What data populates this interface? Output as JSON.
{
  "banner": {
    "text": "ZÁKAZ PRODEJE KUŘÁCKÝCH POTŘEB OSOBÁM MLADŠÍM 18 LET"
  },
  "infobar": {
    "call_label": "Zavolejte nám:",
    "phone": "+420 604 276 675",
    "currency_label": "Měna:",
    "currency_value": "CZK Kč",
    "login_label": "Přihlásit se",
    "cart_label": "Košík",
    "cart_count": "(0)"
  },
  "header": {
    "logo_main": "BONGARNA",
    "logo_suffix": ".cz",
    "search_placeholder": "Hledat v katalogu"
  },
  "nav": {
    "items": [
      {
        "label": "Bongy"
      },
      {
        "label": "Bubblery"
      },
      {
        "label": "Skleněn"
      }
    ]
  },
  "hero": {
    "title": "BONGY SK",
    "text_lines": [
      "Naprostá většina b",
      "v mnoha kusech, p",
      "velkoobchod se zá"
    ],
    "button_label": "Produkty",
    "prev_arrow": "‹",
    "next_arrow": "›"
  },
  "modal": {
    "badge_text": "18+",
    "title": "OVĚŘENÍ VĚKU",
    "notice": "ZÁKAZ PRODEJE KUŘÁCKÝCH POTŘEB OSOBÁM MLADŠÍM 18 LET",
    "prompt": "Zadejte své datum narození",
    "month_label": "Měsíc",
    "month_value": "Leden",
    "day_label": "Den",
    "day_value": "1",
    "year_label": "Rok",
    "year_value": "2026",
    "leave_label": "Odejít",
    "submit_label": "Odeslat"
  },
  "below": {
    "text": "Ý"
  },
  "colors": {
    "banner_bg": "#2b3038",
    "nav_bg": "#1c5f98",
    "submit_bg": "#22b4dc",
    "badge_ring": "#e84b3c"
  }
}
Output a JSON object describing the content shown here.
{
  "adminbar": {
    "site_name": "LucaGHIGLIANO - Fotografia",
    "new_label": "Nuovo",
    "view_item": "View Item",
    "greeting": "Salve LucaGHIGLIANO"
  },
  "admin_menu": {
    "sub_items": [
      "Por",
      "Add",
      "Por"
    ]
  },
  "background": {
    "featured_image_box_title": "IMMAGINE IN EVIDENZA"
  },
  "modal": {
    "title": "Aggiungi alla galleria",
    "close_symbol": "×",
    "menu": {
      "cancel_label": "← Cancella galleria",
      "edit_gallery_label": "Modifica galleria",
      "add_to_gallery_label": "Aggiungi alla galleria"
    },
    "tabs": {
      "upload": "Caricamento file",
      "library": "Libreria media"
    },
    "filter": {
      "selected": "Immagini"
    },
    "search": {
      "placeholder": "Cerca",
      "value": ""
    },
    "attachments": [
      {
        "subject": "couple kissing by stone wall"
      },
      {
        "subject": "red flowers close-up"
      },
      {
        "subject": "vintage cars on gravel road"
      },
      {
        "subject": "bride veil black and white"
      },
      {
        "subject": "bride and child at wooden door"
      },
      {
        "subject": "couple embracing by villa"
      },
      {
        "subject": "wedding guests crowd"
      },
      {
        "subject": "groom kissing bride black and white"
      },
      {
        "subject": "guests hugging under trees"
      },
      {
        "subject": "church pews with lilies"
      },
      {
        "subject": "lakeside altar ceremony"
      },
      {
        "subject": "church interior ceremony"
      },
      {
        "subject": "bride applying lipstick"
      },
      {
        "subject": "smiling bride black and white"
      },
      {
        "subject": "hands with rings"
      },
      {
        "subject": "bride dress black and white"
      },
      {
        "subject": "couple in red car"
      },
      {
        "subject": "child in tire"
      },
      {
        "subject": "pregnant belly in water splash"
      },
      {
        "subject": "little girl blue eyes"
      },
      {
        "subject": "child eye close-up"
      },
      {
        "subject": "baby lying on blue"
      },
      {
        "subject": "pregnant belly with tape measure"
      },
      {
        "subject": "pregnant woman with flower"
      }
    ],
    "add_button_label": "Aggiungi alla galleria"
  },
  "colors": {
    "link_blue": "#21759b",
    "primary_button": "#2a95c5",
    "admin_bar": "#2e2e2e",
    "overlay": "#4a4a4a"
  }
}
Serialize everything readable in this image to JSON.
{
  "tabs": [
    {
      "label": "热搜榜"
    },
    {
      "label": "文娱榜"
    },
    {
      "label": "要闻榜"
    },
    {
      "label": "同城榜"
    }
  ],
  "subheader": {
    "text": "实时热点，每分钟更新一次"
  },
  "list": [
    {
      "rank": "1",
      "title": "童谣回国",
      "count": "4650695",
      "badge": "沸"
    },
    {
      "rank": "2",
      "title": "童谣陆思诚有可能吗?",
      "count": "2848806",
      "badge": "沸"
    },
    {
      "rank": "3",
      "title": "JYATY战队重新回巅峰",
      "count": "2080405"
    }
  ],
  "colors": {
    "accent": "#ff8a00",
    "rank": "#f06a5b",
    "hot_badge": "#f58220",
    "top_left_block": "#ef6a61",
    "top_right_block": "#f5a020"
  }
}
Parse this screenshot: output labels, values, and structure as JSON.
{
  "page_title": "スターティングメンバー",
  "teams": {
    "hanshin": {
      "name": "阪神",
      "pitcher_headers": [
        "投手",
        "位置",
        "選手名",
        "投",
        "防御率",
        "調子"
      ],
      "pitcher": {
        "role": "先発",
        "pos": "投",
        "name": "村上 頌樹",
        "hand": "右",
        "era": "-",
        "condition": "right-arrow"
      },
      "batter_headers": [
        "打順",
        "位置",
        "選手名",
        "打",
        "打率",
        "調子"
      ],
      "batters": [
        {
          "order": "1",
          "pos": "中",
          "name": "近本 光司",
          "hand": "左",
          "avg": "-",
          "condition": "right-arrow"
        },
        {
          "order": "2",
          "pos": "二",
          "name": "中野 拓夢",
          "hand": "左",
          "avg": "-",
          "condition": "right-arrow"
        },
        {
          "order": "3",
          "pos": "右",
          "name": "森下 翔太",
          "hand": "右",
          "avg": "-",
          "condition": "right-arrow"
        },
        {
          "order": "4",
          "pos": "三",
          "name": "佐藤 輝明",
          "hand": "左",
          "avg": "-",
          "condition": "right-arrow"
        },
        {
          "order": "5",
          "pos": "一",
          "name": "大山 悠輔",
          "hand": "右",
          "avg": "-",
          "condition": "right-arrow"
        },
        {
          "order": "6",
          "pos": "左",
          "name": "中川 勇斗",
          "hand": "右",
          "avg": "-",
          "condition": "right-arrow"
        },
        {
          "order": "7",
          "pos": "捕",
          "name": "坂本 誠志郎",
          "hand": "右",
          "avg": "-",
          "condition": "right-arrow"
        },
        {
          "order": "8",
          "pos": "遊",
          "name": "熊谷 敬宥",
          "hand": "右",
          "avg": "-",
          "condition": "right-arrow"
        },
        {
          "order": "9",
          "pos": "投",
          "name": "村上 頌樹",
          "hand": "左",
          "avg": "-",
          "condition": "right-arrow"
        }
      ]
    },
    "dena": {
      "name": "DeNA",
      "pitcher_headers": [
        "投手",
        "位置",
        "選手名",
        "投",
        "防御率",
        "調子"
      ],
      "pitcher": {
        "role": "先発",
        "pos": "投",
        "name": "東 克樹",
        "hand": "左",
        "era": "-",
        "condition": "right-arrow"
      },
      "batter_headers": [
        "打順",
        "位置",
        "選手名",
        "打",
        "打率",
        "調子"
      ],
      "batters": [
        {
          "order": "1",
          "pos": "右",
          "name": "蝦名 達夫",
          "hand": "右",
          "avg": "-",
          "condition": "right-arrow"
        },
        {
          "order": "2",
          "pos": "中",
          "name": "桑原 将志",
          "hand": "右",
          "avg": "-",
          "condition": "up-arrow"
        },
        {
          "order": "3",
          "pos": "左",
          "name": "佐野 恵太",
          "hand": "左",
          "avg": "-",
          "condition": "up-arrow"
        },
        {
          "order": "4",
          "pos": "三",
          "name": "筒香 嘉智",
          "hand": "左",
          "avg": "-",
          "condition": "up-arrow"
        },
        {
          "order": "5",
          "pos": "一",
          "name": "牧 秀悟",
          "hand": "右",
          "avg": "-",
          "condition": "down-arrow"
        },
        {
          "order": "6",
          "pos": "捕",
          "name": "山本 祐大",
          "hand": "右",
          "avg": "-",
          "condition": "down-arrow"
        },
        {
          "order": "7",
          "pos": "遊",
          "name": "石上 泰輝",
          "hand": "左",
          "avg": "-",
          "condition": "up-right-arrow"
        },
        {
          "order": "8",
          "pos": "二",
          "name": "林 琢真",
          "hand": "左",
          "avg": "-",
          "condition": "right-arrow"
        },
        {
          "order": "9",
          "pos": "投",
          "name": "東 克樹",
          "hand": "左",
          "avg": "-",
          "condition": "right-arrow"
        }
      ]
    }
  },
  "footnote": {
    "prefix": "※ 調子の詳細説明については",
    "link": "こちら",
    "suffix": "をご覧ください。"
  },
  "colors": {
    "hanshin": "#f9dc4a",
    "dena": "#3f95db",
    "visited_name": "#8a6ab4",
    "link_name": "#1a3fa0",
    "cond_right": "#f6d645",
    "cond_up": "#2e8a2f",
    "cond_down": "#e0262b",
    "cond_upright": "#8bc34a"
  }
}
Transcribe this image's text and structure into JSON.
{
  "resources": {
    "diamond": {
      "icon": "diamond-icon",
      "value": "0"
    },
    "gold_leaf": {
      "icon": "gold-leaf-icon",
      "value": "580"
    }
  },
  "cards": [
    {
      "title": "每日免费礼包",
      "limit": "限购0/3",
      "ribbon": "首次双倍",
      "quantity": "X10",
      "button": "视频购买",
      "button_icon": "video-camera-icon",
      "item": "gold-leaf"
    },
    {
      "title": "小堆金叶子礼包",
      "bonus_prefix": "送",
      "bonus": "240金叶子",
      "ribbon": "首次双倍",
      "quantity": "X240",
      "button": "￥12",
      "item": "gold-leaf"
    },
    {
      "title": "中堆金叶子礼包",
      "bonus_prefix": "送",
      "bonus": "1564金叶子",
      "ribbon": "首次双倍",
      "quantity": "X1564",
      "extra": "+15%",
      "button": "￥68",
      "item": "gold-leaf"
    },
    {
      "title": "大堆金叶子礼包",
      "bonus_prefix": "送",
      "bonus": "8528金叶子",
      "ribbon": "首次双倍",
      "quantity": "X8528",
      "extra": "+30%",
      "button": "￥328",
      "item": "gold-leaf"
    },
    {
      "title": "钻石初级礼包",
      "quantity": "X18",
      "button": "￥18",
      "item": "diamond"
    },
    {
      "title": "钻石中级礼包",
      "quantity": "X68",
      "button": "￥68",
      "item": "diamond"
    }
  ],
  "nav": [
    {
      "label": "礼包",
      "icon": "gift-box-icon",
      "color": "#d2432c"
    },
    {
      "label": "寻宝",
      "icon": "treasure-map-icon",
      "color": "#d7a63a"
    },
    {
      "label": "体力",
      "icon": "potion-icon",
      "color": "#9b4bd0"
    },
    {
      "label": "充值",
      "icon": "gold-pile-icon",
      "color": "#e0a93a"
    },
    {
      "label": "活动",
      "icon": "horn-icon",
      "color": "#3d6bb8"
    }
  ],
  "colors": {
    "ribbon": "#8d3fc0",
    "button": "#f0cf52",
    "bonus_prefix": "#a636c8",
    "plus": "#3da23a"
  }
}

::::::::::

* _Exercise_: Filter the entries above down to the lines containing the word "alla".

* _Completed exercise_:
    "title": "Aggiungi alla galleria",
      "add_to_gallery_label": "Aggiungi alla galleria"
    "add_button_label": "Aggiungi alla galleria"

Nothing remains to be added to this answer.